When I asked Lauren Phillips to marry me, I took her yes as tremendous praise and used it to be complacent. I saw myself as enlightened, but in truth I had a conceited notion of how she should behave as a wife, including as to our apartment, our meals, etc.—in such a way as to make me the shining center of the universe. One day while Lauren was ironing my shirts, a job I assumed she felt privileged to do, she accidentally dropped the iron on her foot, injuring herself. I felt very bad—and as somehow responsible.

When I spoke in a class about what had occurred, Ms. Reiss asked me, “What do you want more, your wife’s honest respect, or for her to do what you want her to do?”

BB. I think I’ve been complacent. 

ER. Do you think you’ve made Lauren Phillips into a possession? Do you want to feel “I now have a wife,” or “I have a chance to comprehend a woman deeply”? Should you see that your purpose in getting married is to encourage Lauren Phillips—her mind, her like of the world?

I said yes, and meant it.

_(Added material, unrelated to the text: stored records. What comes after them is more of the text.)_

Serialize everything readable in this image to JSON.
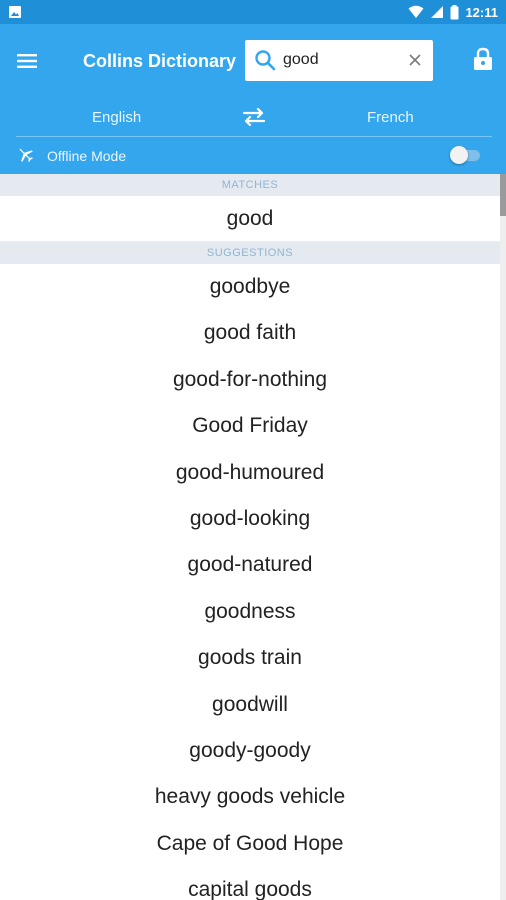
{
  "statusbar": {
    "time": "12:11",
    "icons": [
      "image-icon",
      "wifi-icon",
      "signal-icon",
      "battery-icon"
    ]
  },
  "app": {
    "title": "Collins Dictionary",
    "accent_color": "#33a6ee",
    "status_color": "#1f8fd8"
  },
  "search": {
    "value": "good",
    "placeholder": ""
  },
  "languages": {
    "source": "English",
    "target": "French"
  },
  "offline": {
    "label": "Offline Mode",
    "enabled": false
  },
  "matches": {
    "header": "MATCHES",
    "items": [
      "good"
    ]
  },
  "suggestions": {
    "header": "SUGGESTIONS",
    "items": [
      "goodbye",
      "good faith",
      "good-for-nothing",
      "Good Friday",
      "good-humoured",
      "good-looking",
      "good-natured",
      "goodness",
      "goods train",
      "goodwill",
      "goody-goody",
      "heavy goods vehicle",
      "Cape of Good Hope",
      "capital goods"
    ]
  }
}
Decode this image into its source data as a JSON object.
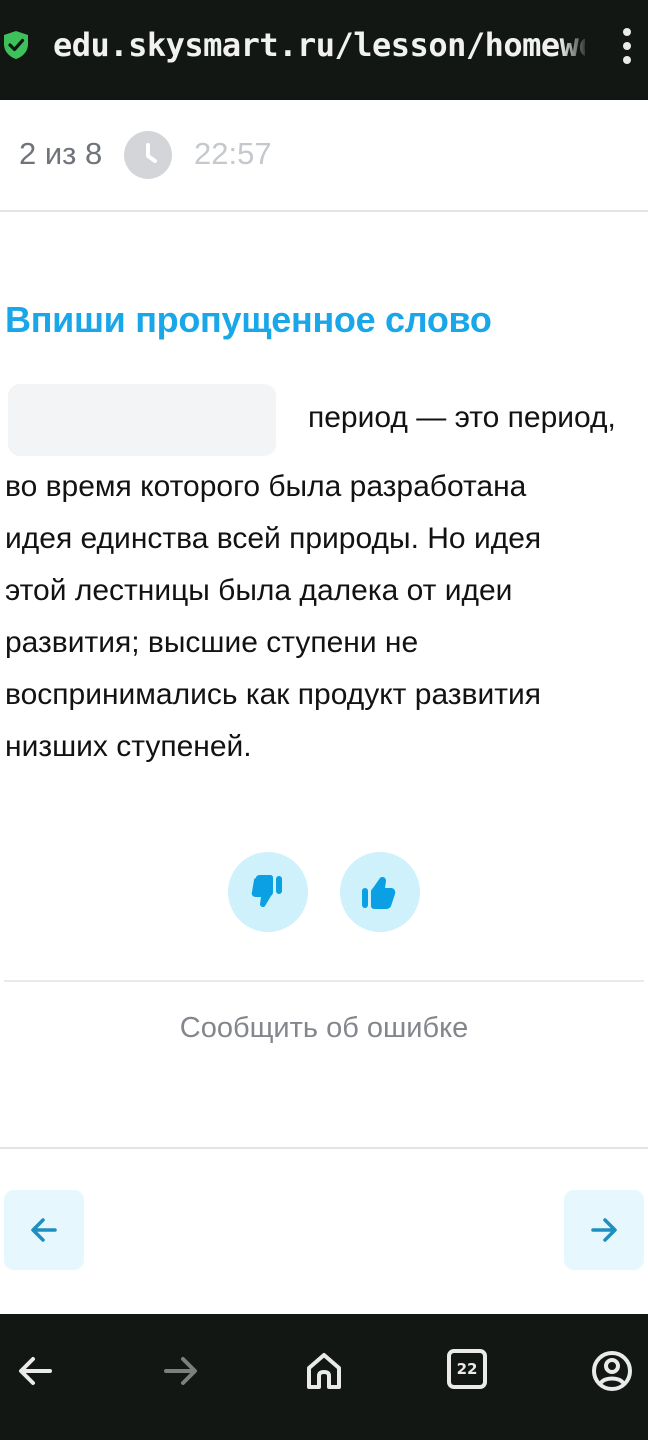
{
  "browser": {
    "url": "edu.skysmart.ru/lesson/homework",
    "tabs_count": "22",
    "icons": {
      "secure": "shield-check-icon",
      "menu": "kebab-menu-icon",
      "back": "arrow-left-icon",
      "forward": "arrow-right-icon",
      "home": "home-icon",
      "tabs": "tabs-icon",
      "profile": "profile-icon"
    }
  },
  "progress": {
    "counter": "2 из 8",
    "timer": "22:57",
    "clock_icon": "clock-icon"
  },
  "task": {
    "title": "Впиши пропущенное слово",
    "input_value": "",
    "first_line": "период — это период,",
    "lines": [
      "во время которого была разработана",
      "идея единства всей природы. Но идея",
      "этой лестницы была далека от идеи",
      "развития; высшие ступени не",
      "воспринимались как продукт развития",
      "низших ступеней."
    ]
  },
  "feedback": {
    "dislike_icon": "thumbs-down-icon",
    "like_icon": "thumbs-up-icon",
    "report_label": "Сообщить об ошибке"
  },
  "navigation": {
    "prev_icon": "arrow-left-icon",
    "next_icon": "arrow-right-icon"
  },
  "colors": {
    "accent": "#1aa7e8",
    "browser_bar": "#121714",
    "rating_bg": "#cff1fb",
    "nav_bg": "#e6f7fd"
  }
}
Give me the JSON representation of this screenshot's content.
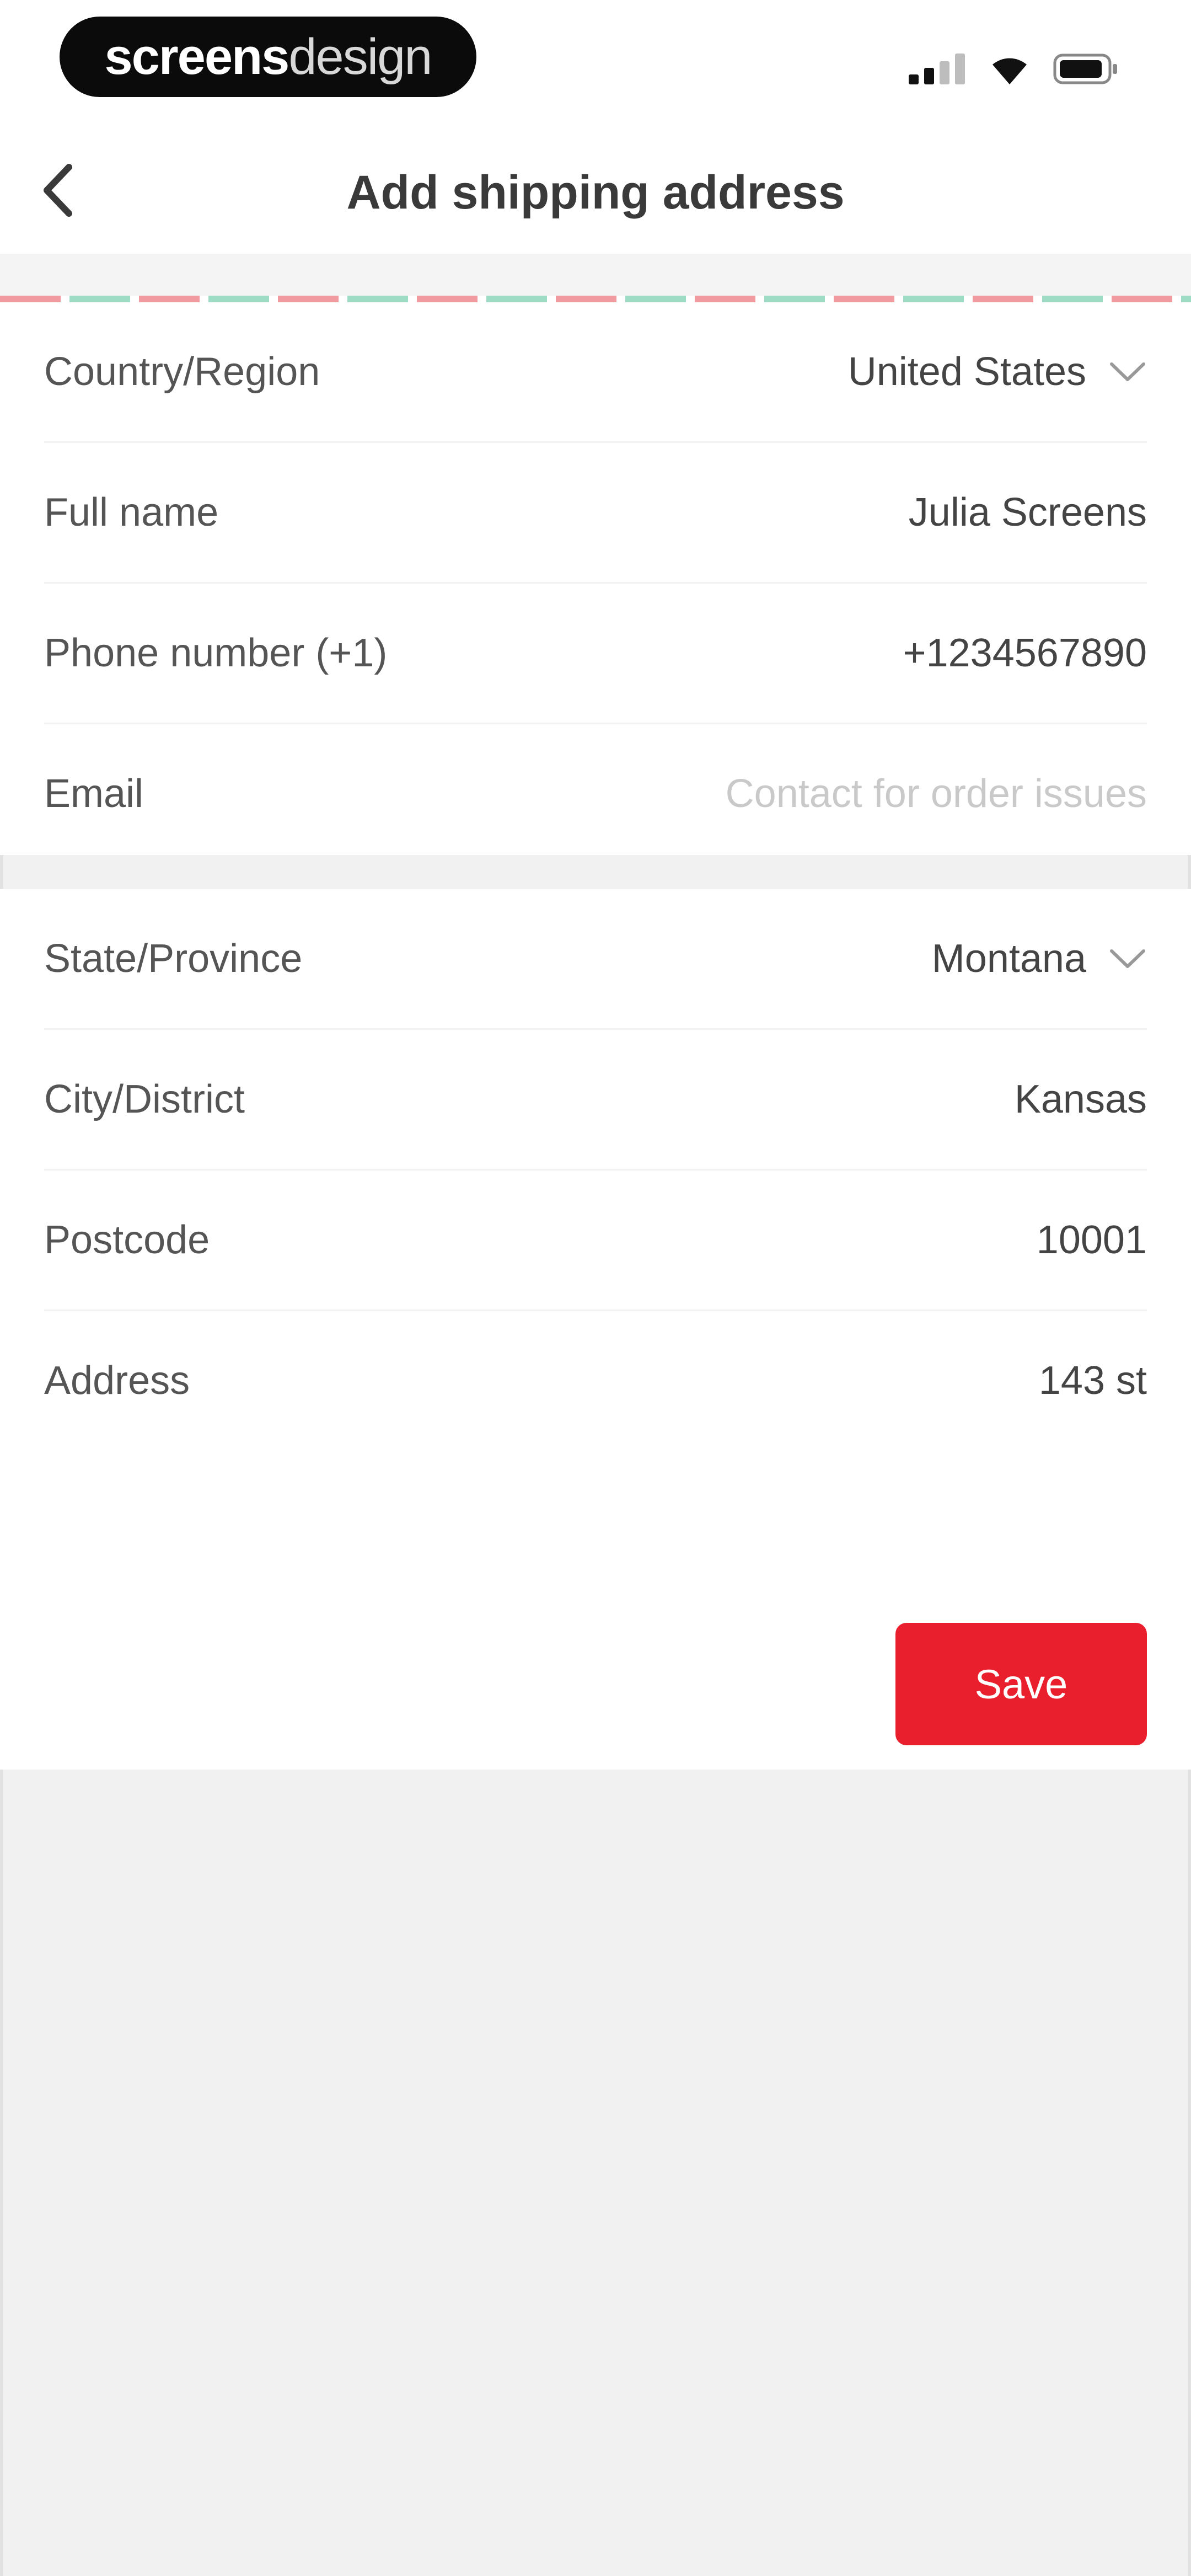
{
  "status_bar": {
    "brand_bold": "screens",
    "brand_light": "design",
    "icons": [
      "signal-icon",
      "wifi-icon",
      "battery-icon"
    ]
  },
  "header": {
    "title": "Add shipping address",
    "back_icon": "chevron-left-icon"
  },
  "contact_section": {
    "rows": [
      {
        "label": "Country/Region",
        "value": "United States",
        "dropdown": true
      },
      {
        "label": "Full name",
        "value": "Julia Screens"
      },
      {
        "label": "Phone number (+1)",
        "value": "+1234567890"
      },
      {
        "label": "Email",
        "value": "",
        "placeholder": "Contact for order issues"
      }
    ]
  },
  "address_section": {
    "rows": [
      {
        "label": "State/Province",
        "value": "Montana",
        "dropdown": true
      },
      {
        "label": "City/District",
        "value": "Kansas"
      },
      {
        "label": "Postcode",
        "value": "10001"
      },
      {
        "label": "Address",
        "value": "143 st"
      }
    ]
  },
  "actions": {
    "save_label": "Save"
  },
  "colors": {
    "accent": "#ea1f2e",
    "stripe_red": "#f19aa0",
    "stripe_green": "#9fdcc6",
    "background": "#f1f1f1"
  }
}
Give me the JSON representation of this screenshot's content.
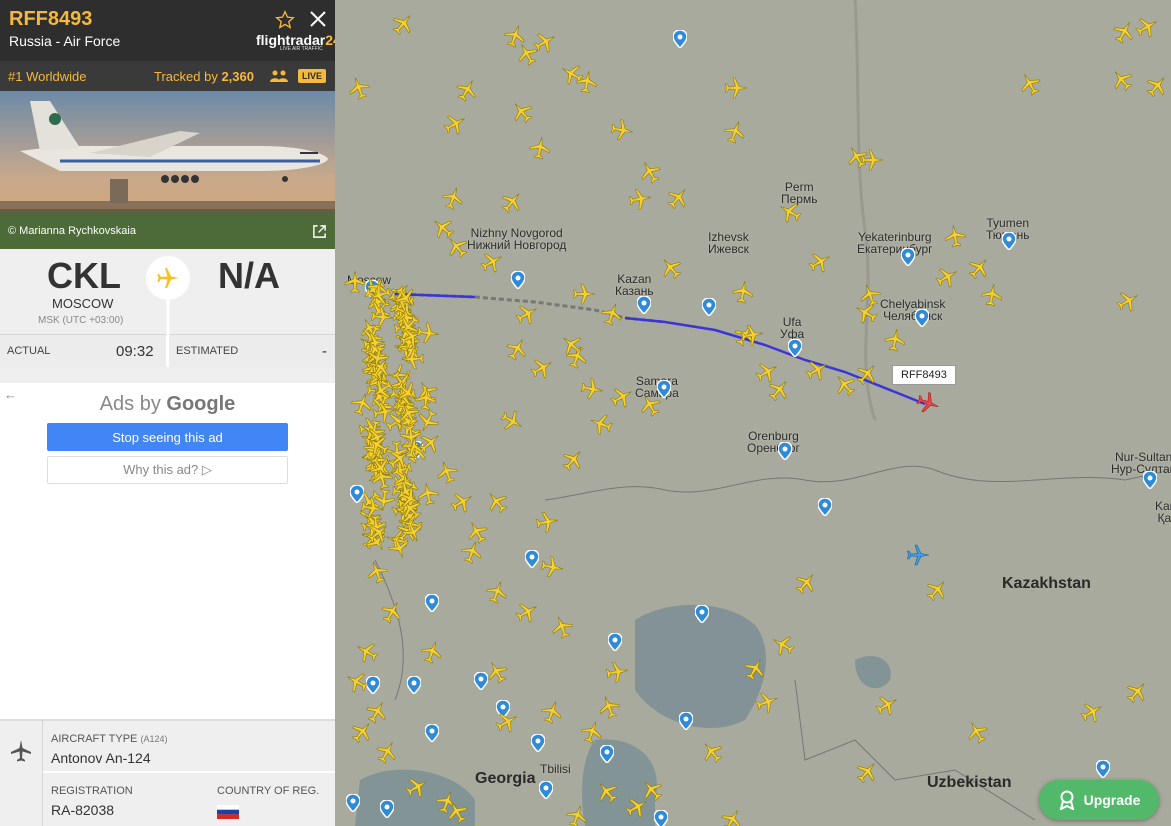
{
  "flight": {
    "callsign": "RFF8493",
    "operator": "Russia - Air Force",
    "rank": "#1 Worldwide",
    "tracked_label": "Tracked by",
    "tracked_count": "2,360",
    "live_badge": "LIVE",
    "brand": "flightradar",
    "brand_num": "24",
    "brand_sub": "LIVE AIR TRAFFIC",
    "photo_credit": "© Marianna Rychkovskaia",
    "origin_code": "CKL",
    "origin_city": "MOSCOW",
    "origin_tz": "MSK (UTC +03:00)",
    "destination_code": "N/A",
    "actual_label": "ACTUAL",
    "actual_time": "09:32",
    "estimated_label": "ESTIMATED",
    "estimated_time": "-"
  },
  "ads": {
    "title_prefix": "Ads by",
    "title_brand": "Google",
    "stop_button": "Stop seeing this ad",
    "why_button": "Why this ad? ▷"
  },
  "aircraft": {
    "type_label": "AIRCRAFT TYPE",
    "type_code": "(A124)",
    "type_value": "Antonov An-124",
    "registration_label": "REGISTRATION",
    "registration_value": "RA-82038",
    "country_label": "COUNTRY OF REG."
  },
  "map": {
    "callout": "RFF8493",
    "upgrade_button": "Upgrade",
    "cities": [
      {
        "name": "Perm",
        "alt": "Пермь"
      },
      {
        "name": "Nizhny Novgorod",
        "alt": "Нижний Новгород"
      },
      {
        "name": "Izhevsk",
        "alt": "Ижевск"
      },
      {
        "name": "Kazan",
        "alt": "Казань"
      },
      {
        "name": "Yekaterinburg",
        "alt": "Екатеринбург"
      },
      {
        "name": "Tyumen",
        "alt": "Тюмень"
      },
      {
        "name": "Moscow",
        "alt": ""
      },
      {
        "name": "Chelyabinsk",
        "alt": "Челябинск"
      },
      {
        "name": "Ufa",
        "alt": "Уфа"
      },
      {
        "name": "Samara",
        "alt": "Самара"
      },
      {
        "name": "Orenburg",
        "alt": "Оренбург"
      },
      {
        "name": "Nur-Sultan",
        "alt": "Нур-Султан"
      },
      {
        "name": "Kara",
        "alt": "Қар"
      },
      {
        "name": "Georgia",
        "alt": ""
      },
      {
        "name": "Tbilisi",
        "alt": ""
      }
    ],
    "countries": [
      "Kazakhstan",
      "Uzbekistan"
    ]
  },
  "colors": {
    "accent": "#f6b93b",
    "header_bg": "#2e2e2e",
    "track": "#3b35d8",
    "selected_plane": "#e8474b",
    "upgrade": "#52b86a",
    "ads_button": "#4285f4"
  }
}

I love my wife with all my heart for encouraging me—with depth and humor and a beautiful exactness—to be a kind, ethical man. Lauren is a New York City public school teacher who uses the Aesthetic Realism Teaching Method, and being close to her has me respect and feel honestly closer to other people, to children and parents of many different backgrounds. The wonder and happiness I felt when I first met Lauren grow every day. And I am so glad we’ve been learning from Aesthetic Realism about love, marriage, and parenthood, together!